Gore is without question a market leader when it comes to performance textiles. Other companies, such as the aforementioned Castelli, buy fabrics from Gore to make their own products. That said, the Gore Power Jersey is very similar to the Gabba – in addition to the short-sleeved version, there is also a long sleeve and zipped sleeve, convertible version too. The water resistance and insulation offered by the Gore Power WS SO Jersey is comparable to other jackets that employ the Gore Windstopper fabrics, meaning it will see off showers or light rain and dries quickly.

The fabric is treated with a durable repellent coating that causes water to bead on the surface. Although this does diminish over time, it can be replenished with special products.

Gore also makes a long sleeve and covertable long sleeve version too
(Image credit: chris catchpole)

>>> Better than a Gabba? Water resistant soft shells on test

Wearing a small, I found the fit of the zipped sleeves to be a little loose and found the short-sleeved version combined with Gore's arm warmers a much better proposition, especially if you are concerned about aerodynamics.

I am a big fan of the pockets on the Gore Power WS SO Jersey as they are good size, positioned well and easy to access with gloves on. As a comparison, the pockets on the Rapha Shadow Jersey are much tighter and harder to access when wearing gloves. Another key feature of garments of this type is the tail or dropped hem. On other products, such as the Vermarc Aqua Zero, I found this had a tendency to ride up, but I had no such issues with the Gore Power WS SO. The tail did a great job of staying in place and fitting snug around my posterior.

The Windstopper logo up the spine is highly reflective

The Windstopper logo up the spine is a really nice reflective detail and a good example of how hi-vis features can be attractive. Styling is fairly conservative, with only black or primary colour options. I like the look of the black jersey, but it would be nice to see some more exciting colours available. The overall quality is right up there with the Gabba and Perfetto, making it easy for me to recommend the Power jersey. With the short-sleeve version, you are getting performance equal to a Gabba at a lower price. For more information, head over to Gore.

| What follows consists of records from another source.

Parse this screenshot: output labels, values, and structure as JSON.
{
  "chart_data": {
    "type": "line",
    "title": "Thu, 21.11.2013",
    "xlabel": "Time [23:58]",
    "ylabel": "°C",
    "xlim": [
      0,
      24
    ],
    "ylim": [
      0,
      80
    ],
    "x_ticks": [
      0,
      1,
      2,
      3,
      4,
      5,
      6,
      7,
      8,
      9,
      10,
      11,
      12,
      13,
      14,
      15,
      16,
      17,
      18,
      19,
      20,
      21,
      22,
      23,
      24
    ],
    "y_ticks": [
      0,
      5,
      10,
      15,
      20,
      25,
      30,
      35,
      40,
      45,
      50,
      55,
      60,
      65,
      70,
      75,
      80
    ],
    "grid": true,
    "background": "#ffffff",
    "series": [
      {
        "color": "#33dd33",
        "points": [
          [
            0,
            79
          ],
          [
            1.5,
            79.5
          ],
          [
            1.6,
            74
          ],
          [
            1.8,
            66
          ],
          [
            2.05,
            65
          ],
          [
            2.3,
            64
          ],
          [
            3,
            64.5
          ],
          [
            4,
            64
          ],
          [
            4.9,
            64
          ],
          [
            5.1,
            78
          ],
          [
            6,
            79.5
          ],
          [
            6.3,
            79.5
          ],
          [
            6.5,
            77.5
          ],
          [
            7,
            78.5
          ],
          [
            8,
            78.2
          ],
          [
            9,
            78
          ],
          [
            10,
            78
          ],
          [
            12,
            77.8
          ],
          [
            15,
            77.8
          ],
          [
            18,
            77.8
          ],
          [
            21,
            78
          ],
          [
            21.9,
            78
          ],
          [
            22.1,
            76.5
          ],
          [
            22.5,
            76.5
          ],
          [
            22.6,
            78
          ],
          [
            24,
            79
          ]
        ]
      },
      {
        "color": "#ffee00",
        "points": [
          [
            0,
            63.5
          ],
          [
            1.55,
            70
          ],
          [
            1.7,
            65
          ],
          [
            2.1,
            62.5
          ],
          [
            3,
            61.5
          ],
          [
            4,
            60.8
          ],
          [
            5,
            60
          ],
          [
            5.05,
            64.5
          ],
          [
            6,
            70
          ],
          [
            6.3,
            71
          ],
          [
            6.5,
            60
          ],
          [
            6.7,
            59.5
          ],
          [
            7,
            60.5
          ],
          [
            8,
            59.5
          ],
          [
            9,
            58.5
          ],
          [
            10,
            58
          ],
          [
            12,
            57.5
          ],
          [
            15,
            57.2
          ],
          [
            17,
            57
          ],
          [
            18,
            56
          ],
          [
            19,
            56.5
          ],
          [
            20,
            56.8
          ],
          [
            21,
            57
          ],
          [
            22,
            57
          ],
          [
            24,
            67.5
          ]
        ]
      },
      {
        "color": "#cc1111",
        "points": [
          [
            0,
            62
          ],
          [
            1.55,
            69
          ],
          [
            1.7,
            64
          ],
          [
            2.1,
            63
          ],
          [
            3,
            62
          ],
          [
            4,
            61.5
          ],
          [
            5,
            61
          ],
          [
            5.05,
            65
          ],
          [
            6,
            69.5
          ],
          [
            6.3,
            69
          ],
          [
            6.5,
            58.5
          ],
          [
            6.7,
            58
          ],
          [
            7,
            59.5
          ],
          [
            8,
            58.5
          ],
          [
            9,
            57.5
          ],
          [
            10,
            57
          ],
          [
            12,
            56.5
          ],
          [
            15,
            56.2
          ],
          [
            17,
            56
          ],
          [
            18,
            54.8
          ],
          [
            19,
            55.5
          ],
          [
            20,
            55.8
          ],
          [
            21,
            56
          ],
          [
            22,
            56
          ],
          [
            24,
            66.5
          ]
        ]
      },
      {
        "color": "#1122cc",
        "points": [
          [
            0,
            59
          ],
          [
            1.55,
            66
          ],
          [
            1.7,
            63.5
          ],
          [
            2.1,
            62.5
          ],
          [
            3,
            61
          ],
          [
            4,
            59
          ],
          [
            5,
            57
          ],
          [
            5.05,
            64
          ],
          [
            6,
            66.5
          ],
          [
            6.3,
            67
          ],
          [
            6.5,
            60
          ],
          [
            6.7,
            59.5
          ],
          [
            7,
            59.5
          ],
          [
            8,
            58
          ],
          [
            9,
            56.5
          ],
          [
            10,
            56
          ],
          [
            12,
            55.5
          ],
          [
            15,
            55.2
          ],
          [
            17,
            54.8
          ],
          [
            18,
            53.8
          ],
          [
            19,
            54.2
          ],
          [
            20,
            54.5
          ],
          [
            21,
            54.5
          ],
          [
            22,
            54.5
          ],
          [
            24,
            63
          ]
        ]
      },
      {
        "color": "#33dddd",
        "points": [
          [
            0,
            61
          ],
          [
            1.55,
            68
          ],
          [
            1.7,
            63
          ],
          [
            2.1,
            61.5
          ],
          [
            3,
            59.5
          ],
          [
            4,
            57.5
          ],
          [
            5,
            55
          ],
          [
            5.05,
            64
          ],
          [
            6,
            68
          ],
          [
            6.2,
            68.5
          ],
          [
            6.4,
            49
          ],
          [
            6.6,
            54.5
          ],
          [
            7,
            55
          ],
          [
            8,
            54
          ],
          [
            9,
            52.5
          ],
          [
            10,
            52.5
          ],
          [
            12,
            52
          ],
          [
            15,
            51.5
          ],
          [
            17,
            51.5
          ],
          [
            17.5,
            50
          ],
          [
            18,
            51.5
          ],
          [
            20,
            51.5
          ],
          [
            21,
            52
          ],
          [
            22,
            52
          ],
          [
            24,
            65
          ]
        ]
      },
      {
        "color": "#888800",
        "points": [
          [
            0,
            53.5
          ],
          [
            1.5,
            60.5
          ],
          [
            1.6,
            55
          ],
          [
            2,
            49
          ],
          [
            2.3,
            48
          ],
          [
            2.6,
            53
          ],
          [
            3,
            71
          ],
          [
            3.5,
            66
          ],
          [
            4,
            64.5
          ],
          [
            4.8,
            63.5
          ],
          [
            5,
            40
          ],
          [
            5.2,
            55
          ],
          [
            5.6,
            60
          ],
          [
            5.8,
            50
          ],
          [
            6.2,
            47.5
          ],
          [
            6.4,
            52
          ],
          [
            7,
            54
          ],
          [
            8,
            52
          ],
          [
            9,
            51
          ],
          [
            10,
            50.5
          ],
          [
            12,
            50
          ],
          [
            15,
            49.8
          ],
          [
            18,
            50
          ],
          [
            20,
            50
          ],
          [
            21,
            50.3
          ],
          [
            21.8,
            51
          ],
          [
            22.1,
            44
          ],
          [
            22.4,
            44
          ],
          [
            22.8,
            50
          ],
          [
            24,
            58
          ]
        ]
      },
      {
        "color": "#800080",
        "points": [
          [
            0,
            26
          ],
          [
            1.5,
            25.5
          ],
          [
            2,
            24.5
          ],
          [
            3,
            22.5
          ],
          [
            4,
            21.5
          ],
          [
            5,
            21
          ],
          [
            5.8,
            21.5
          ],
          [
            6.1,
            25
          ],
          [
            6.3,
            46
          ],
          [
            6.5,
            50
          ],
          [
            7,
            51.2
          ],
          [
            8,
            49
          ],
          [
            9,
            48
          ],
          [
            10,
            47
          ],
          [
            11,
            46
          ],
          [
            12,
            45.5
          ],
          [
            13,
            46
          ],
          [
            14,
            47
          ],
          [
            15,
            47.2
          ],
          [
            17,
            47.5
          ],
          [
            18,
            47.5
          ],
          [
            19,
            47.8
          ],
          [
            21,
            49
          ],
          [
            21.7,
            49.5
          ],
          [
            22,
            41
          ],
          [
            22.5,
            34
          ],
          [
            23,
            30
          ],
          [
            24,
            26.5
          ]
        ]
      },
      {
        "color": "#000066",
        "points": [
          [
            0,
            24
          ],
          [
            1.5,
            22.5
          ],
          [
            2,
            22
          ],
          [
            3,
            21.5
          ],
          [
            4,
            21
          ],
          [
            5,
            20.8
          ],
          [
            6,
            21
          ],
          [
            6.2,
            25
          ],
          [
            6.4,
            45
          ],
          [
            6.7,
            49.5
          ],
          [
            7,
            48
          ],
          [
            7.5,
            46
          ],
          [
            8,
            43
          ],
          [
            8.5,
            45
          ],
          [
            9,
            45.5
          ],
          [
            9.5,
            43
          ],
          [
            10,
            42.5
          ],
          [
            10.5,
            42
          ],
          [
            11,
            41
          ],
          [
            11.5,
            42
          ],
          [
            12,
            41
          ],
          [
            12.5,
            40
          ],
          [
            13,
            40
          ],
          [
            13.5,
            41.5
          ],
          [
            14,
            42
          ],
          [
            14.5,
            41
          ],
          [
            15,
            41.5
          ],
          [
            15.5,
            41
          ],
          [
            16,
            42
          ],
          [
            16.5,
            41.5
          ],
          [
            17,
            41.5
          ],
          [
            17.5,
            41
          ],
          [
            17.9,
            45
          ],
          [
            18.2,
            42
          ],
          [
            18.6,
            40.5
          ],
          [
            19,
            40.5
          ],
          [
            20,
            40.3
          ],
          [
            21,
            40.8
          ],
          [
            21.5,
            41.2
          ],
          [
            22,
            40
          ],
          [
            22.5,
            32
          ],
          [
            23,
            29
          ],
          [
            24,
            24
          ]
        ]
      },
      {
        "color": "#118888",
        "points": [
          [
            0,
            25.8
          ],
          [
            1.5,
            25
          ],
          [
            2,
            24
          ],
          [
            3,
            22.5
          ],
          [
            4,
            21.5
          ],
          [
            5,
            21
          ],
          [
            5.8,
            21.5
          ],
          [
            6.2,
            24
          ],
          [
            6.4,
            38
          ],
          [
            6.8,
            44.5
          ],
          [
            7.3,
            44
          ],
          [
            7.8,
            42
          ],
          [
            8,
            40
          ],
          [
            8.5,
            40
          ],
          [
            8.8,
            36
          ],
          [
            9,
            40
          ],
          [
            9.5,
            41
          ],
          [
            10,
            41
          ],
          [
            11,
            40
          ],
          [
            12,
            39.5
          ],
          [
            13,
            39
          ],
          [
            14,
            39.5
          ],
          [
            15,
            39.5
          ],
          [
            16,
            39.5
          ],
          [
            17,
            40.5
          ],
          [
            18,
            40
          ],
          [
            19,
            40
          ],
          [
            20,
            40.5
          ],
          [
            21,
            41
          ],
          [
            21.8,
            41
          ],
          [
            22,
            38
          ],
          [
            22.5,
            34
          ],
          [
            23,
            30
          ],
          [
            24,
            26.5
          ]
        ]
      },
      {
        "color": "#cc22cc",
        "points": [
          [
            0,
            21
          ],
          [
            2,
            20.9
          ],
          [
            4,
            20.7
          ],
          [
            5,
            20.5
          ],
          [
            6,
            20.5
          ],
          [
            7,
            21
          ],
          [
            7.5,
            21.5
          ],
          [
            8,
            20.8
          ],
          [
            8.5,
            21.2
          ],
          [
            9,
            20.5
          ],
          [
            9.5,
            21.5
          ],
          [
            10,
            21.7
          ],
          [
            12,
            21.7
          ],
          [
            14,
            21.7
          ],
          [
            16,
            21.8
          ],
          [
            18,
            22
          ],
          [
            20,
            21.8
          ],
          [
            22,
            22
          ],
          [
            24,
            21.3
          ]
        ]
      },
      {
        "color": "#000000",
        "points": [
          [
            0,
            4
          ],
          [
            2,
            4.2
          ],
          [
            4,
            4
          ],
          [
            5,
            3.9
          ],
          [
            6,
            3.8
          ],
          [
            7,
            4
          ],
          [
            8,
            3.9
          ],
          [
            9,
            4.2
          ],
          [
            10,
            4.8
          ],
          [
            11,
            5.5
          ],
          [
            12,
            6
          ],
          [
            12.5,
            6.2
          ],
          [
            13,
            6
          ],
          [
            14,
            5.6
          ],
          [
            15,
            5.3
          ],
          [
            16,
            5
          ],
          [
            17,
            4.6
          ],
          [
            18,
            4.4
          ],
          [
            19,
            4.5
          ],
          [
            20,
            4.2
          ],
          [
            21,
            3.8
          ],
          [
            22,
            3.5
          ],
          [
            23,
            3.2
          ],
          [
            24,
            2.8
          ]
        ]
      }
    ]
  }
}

Thank you for reading 20 articles this month* Join now for unlimited access

Enjoy your first month for just £1 / $1 / €1

*Read 5 free articles per month without a subscription

Join now for unlimited access

Try first month for just £1 / $1 / €1

Oliver Bridgewood - no, Doctor Oliver Bridgewood - is a PhD Chemist who discovered a love of cycling. He enjoys racing time trials, hill climbs, road races and criteriums. During his time at Cycling Weekly, he worked predominantly within the tech team, also utilising his science background to produce insightful fitness articles, before moving to an entirely video-focused role heading up the Cycling Weekly YouTube channel, where his feature-length documentary 'Project 49' was his crowning glory.